432 pages • £6.99
Marianne de Pierres is best known for her excellent Parrish Plessis novels set in a dangerous and dirty post-cyberpunk Australia where Mad Max would last about ten minutes. Dark Space is something else again. Where the Plessis novels keep their point of view tight to their heroine, Dark Space features a mixed bag of main characters and weaves four or five stories together. The most successful of these concerns Mira Fedor, a young baroness in a rigidly hierarchical far future who has inherited the ability to pilot sentient spaceships – a talent usually found in men. And the evil local prince wants to unravel her genes and steal this talent for his wastrel son.
Except that Trin, the son, isn’t really a wastrel, just spoilt, indulged and from a family so dysfunctional that insanity is the only logical choice. Trin’s not that good around humanoid women like Mira, although he has a bit of a thing for alien females. So he keeps himself topped up with Bravura, which seems to be a cross between Viagra and crack.
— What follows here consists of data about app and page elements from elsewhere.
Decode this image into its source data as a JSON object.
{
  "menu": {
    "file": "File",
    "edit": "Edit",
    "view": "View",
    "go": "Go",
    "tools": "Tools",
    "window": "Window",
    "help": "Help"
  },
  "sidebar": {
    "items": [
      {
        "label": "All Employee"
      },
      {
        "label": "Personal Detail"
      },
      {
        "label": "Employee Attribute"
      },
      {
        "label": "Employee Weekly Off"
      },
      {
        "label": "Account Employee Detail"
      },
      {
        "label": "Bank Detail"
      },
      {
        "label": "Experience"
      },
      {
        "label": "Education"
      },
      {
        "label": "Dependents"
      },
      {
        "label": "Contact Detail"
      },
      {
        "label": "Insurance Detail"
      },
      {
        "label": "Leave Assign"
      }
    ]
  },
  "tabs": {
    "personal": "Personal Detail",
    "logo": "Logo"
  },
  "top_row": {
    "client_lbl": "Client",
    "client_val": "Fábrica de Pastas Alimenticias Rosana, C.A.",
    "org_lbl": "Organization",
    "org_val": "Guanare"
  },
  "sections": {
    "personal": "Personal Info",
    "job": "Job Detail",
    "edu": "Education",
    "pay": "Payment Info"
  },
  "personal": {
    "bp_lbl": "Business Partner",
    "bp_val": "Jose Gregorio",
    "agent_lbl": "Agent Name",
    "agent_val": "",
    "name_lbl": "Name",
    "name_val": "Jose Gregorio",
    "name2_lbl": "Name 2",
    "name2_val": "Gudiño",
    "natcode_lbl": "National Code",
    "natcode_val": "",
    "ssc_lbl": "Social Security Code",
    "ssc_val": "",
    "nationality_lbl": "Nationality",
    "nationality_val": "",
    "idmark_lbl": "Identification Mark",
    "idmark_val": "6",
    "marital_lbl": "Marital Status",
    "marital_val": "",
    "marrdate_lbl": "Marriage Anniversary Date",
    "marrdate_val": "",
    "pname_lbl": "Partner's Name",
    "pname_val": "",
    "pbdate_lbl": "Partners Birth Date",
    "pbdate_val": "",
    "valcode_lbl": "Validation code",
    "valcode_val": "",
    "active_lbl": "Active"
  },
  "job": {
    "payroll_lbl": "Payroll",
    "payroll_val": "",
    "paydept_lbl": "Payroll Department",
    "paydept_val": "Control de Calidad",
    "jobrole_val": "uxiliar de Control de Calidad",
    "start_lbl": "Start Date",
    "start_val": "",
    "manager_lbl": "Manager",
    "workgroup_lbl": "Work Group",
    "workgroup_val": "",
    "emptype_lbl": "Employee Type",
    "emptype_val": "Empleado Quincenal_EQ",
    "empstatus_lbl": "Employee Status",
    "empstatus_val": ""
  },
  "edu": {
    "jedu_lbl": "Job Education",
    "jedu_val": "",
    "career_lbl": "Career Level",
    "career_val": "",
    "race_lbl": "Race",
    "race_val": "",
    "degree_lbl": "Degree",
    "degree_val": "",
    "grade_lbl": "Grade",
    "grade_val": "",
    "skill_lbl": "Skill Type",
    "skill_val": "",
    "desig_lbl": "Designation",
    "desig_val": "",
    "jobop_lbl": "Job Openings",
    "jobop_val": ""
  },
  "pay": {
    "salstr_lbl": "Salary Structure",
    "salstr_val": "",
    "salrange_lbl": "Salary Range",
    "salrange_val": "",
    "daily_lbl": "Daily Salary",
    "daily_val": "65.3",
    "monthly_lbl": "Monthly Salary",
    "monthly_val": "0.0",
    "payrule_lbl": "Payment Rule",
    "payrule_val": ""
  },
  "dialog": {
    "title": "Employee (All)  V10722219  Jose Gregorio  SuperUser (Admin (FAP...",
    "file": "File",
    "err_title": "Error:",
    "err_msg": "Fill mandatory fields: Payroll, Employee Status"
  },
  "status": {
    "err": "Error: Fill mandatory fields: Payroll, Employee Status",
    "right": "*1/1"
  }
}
The other main strands concern a foppish architect, an entity deep in space that might be God, and a hippie chancer who discovers the creature and gets rich on the media tour that follows.
The real plot kicks in halfway, and bits of this read as if knitted together from earlier drafts (though the set-up for the next book is gripping). Of course, de Pierres not quite firing on all cylinders is still better than half a dozen people you’ll find on these pages at their best! But still…
Jon Courtenay Grimwood